TASK REQUIREMENTS » Please report, as a single number, how many lines in the entries include the string "content".
INPUT DATA START
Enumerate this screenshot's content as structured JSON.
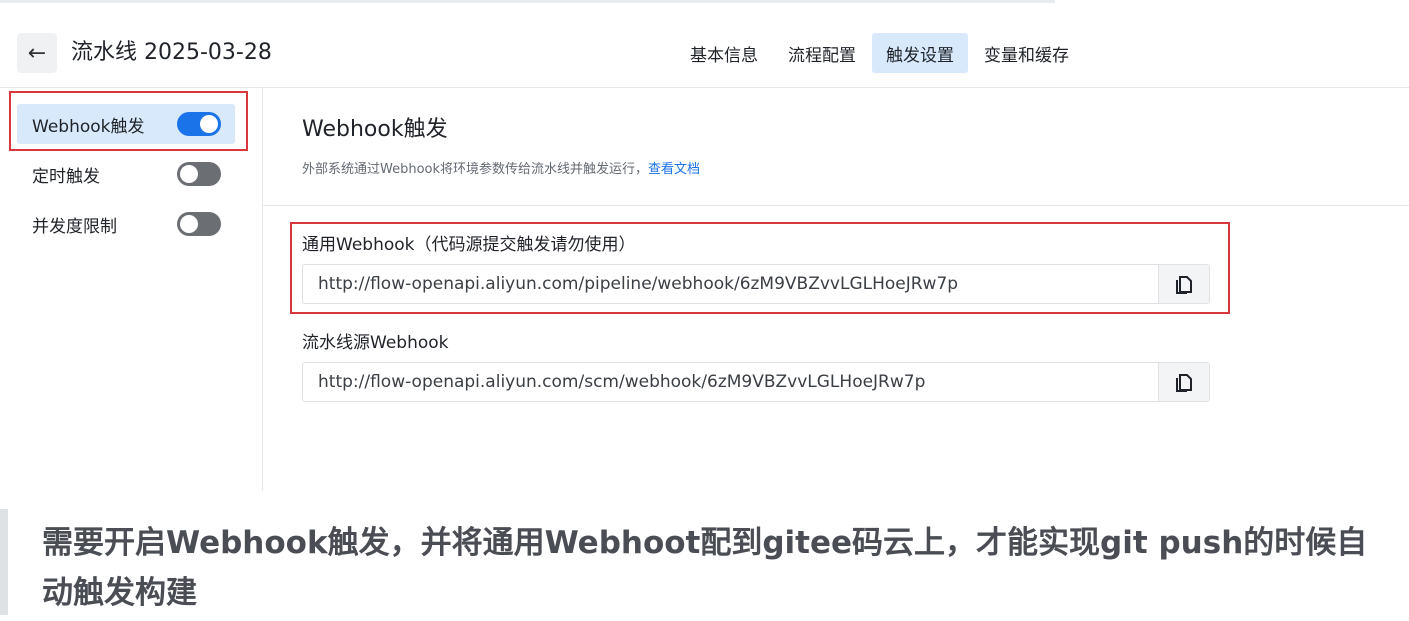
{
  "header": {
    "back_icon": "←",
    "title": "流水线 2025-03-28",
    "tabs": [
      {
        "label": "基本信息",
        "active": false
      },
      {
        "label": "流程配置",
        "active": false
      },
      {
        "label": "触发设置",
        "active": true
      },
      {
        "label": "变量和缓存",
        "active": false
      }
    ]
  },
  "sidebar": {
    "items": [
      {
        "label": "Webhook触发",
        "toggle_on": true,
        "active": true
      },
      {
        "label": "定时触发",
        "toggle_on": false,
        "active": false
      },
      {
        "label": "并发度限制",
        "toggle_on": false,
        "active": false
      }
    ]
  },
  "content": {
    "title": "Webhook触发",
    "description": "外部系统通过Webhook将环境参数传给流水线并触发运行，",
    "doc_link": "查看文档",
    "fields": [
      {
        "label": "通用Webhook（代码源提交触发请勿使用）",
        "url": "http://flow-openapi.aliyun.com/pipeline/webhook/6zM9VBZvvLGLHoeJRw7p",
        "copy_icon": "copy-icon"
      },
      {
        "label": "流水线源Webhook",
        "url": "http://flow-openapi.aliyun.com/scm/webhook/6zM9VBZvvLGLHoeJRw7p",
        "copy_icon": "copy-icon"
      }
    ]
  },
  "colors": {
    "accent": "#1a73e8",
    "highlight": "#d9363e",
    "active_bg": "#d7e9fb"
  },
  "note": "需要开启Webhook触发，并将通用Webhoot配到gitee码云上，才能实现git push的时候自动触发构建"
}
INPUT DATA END
FINAL ANSWER » 2